9 comments:

A.O.O.F.C said...

LINK

p/w aoofc

Tucker(tje) said...

Again, thanks very much! :)

sunny15blue said...

many thanks-i've been searching for pre-silk degrees albums for quite a while[there's a very good article on him in hot wacks06published around'75 and available at rockmine]
ps
i've noticed another i've been searching for ages too...just below !

A.O.O.F.C said...

Hi sunny15blue. I like Boz's music. He's had a few probs with record labels trying to force him to produce overly commercial slick music, but he's never made a bad album, and always puts that great soul stamp on his work. Thanks for comment. TTU soon

A.O.O.F.C said...

No probs,Tucker(tje). Thanks a million. Keep your comments coming!

drfeelgoed said...

Thanks, Boz is always welcome.

A.O.O.F.C said...

Hi,drfeelgoed. I agree! Thanks...P

KDNYfm said...

I have all of Boz's stuff on vinyl, and a lot on CD...one of my favorite artists ever since hearing Dime A Dance Romance and Overdrive on Steve Miller Band's Sailor album!
The Boz Scaggs & Band album is probably till my fave, but I can listen to any of his stuff anytime, anywhere!
Thanx for sharing this one, as it's one of the few I dont have on CD or digitally.

A.O.O.F.C said...

Hi,Al. I've all his stuff as well.
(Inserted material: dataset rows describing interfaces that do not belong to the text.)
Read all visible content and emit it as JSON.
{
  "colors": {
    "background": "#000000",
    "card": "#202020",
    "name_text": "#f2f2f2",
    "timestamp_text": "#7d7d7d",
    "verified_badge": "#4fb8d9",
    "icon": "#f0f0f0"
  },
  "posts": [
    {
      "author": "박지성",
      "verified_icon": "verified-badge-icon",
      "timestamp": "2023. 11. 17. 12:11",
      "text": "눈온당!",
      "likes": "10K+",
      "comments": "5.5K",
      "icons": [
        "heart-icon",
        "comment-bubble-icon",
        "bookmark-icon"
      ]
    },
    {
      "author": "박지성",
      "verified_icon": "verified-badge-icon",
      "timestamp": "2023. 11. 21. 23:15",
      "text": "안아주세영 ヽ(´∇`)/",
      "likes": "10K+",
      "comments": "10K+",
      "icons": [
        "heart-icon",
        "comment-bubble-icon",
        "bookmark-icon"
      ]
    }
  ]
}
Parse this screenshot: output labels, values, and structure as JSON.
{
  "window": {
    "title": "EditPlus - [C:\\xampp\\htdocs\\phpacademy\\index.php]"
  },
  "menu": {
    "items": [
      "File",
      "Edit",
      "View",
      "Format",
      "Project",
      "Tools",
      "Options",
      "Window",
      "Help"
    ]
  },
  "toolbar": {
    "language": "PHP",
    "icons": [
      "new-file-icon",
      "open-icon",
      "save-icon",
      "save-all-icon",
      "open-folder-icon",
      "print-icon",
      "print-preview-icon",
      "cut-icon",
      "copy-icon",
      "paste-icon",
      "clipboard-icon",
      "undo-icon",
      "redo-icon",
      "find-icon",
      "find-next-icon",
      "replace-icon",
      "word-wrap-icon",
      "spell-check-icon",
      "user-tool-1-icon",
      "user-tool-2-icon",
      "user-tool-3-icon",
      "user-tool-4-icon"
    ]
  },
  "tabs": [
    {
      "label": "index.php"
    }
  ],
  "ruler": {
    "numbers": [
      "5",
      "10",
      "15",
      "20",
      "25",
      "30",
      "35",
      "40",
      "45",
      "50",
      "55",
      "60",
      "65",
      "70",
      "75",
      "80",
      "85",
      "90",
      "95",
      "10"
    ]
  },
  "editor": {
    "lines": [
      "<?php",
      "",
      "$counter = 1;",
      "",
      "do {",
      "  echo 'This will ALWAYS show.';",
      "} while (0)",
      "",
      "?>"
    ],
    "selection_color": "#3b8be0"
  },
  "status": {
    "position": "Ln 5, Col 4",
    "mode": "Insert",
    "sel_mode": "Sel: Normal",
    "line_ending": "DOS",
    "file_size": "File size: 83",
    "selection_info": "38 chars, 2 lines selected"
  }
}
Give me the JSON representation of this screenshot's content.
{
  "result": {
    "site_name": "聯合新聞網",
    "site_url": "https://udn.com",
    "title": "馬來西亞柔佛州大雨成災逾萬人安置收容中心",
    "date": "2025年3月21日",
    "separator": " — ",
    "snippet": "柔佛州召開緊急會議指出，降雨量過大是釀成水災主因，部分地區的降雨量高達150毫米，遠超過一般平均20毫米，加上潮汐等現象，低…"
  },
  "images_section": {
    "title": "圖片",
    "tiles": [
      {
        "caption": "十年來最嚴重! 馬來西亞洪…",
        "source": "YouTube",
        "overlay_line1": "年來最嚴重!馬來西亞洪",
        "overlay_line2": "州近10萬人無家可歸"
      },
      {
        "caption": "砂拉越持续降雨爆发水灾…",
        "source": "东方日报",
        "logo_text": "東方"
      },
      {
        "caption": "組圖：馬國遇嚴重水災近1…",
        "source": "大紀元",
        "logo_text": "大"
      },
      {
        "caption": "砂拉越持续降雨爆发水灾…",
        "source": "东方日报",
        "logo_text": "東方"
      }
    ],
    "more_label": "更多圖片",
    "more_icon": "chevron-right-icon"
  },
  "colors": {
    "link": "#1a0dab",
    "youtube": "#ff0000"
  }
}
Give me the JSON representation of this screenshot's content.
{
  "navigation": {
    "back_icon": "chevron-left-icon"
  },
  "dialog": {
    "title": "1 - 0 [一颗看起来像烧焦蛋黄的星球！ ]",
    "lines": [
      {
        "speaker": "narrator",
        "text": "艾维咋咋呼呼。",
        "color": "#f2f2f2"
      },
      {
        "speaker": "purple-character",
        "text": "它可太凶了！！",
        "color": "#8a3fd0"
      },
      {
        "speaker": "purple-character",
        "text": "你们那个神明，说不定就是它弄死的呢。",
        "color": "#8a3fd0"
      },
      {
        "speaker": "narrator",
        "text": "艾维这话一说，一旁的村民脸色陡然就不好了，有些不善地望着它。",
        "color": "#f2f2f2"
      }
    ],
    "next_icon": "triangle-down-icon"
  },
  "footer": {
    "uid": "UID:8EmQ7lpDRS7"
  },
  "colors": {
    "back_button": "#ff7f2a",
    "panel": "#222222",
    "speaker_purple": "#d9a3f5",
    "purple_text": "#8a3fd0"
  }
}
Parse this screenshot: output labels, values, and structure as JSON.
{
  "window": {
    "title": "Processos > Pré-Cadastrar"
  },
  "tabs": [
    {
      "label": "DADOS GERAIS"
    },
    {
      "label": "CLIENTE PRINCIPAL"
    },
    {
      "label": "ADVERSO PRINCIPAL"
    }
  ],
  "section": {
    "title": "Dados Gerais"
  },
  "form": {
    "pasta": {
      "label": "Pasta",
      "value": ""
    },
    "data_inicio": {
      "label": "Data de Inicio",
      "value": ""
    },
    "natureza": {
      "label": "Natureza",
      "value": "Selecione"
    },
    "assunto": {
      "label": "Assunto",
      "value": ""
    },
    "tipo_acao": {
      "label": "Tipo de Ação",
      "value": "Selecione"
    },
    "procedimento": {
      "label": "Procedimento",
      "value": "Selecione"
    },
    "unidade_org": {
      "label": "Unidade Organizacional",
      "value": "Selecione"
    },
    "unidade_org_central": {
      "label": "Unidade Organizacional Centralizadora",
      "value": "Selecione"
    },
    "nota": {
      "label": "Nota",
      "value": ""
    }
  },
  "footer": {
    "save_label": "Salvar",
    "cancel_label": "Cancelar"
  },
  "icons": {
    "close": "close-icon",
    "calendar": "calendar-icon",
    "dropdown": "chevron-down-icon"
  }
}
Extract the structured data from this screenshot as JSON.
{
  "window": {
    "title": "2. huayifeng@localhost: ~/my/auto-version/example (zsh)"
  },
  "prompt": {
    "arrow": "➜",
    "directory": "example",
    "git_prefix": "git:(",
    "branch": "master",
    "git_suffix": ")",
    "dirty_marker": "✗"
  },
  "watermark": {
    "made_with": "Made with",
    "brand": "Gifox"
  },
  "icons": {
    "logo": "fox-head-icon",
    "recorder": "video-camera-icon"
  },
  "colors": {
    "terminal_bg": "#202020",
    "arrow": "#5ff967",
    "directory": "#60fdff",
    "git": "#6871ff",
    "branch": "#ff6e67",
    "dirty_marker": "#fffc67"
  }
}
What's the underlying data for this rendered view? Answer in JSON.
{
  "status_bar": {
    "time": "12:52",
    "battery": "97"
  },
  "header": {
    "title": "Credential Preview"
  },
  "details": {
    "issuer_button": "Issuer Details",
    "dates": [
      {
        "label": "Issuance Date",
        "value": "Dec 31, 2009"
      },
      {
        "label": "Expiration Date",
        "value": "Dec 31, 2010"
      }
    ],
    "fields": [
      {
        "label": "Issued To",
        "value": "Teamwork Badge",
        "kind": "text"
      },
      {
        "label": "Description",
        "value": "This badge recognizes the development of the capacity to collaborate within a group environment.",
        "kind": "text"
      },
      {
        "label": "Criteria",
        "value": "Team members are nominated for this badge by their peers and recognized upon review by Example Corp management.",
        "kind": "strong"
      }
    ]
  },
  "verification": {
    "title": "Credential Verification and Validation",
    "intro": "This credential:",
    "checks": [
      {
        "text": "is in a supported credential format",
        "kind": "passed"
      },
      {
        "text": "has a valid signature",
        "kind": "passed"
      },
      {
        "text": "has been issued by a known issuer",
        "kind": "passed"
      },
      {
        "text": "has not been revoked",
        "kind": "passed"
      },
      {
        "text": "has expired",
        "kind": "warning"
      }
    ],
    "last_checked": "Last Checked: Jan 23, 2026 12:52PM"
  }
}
A versatile guy. Silk Degrees is one of the first CD's I ever bought, but I love all Boz's stuff. Thanks, & TTU soon...Paul